# TASK REQUIREMENTS
Take each line of the records below that contains the string "true" and copy it.

Element data from apps and pages
· · · · ·

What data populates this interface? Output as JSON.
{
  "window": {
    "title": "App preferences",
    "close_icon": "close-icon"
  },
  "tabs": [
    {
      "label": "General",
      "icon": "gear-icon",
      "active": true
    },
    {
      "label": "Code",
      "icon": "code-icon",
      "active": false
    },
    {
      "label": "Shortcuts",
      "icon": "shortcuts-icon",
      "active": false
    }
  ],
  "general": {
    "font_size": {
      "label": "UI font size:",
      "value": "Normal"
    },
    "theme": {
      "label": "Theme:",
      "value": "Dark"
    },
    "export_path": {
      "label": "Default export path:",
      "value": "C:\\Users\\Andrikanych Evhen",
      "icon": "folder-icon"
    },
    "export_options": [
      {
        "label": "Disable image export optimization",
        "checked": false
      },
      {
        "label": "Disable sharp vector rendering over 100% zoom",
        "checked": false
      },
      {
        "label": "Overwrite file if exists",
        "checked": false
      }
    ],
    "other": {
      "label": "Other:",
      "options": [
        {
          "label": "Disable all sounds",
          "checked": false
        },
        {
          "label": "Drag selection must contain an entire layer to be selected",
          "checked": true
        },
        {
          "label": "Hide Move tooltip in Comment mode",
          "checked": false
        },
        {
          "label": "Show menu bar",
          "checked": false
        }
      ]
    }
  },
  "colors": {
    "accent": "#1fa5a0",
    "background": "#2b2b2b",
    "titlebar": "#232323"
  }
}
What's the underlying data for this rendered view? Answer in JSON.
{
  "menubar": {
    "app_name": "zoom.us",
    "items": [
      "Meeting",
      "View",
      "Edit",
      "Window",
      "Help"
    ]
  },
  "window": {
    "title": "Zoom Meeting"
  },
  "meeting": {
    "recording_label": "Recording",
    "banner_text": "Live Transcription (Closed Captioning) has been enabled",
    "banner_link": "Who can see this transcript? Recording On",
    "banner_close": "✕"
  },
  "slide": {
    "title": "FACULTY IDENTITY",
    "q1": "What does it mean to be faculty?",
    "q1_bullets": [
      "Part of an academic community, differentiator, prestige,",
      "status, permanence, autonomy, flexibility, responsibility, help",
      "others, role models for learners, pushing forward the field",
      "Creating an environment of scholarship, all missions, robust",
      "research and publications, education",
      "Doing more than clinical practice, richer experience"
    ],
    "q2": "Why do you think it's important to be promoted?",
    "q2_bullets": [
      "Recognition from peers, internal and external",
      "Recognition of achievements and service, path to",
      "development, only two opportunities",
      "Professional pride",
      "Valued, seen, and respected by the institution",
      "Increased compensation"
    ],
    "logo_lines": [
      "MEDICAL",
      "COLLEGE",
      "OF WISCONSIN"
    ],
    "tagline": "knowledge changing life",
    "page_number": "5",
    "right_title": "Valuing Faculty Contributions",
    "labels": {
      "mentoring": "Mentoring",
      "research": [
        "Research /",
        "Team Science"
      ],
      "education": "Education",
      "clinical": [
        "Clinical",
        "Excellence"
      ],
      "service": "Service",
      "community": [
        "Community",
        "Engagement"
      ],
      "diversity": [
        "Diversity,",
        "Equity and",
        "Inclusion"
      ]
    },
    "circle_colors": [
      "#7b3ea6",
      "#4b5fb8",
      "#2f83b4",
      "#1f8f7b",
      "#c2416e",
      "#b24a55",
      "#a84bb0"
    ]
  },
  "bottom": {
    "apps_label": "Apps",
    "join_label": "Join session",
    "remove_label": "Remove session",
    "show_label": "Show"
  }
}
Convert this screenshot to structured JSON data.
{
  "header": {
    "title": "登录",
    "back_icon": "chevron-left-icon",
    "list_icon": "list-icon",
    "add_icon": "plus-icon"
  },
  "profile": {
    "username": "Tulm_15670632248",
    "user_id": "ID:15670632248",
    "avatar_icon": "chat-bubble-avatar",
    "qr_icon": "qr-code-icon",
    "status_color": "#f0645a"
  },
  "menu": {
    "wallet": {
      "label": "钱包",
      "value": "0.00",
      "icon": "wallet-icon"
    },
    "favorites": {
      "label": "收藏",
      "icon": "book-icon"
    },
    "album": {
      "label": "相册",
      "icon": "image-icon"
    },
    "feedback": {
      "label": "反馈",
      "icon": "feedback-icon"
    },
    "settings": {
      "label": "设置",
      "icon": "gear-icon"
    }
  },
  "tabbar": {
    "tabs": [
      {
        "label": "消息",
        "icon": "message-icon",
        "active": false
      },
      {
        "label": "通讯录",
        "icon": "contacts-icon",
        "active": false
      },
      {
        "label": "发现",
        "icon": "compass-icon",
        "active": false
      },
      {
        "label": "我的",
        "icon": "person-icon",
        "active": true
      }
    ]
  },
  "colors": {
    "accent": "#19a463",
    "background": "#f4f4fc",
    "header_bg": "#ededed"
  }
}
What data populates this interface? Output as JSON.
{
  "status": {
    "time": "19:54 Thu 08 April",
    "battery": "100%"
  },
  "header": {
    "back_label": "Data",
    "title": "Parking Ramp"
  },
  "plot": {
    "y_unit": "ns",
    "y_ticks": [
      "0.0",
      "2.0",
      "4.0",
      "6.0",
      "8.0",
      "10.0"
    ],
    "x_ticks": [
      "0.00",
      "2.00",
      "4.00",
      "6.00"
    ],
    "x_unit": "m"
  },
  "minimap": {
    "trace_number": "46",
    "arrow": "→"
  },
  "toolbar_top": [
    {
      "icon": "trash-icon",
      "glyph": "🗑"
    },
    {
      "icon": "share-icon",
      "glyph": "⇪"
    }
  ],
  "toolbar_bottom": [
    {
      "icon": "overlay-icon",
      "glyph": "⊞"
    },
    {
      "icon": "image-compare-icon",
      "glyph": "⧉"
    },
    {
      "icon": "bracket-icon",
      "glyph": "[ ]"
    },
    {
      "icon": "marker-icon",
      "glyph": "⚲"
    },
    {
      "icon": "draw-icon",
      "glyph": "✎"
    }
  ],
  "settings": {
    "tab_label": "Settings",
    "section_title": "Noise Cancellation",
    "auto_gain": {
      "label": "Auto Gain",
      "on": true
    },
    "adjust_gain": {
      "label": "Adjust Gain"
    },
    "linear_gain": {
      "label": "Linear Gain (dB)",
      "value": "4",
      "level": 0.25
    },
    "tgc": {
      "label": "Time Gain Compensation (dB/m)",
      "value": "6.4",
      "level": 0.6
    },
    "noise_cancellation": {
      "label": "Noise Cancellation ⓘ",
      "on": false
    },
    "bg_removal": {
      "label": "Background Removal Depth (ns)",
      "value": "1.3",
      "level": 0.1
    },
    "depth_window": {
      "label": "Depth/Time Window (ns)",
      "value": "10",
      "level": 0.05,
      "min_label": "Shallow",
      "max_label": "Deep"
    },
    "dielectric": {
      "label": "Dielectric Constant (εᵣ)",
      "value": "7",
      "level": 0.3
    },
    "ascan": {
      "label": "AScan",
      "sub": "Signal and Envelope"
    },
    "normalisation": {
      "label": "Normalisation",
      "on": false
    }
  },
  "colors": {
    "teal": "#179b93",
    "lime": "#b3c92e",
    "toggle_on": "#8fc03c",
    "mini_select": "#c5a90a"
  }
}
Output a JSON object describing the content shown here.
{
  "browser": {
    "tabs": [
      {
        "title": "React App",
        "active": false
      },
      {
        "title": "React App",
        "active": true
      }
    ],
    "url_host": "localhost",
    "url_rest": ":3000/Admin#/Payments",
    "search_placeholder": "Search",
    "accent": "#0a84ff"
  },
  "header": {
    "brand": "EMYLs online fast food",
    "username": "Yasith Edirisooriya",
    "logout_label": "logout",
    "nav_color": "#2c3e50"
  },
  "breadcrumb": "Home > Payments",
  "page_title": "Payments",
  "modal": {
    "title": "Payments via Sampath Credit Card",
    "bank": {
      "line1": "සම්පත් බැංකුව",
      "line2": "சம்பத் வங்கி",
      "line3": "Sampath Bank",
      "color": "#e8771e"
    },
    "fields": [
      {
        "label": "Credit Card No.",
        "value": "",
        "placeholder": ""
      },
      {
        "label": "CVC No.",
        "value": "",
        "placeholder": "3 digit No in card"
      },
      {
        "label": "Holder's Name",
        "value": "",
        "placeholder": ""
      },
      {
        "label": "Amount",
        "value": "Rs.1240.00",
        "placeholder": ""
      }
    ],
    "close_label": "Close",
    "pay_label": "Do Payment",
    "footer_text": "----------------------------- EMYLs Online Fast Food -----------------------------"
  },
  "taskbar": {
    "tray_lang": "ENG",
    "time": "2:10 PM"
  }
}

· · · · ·

# ANSWER TO THIS PROBLEM
      "active": true
          "checked": true
        "active": true
      "on": true
        "active": true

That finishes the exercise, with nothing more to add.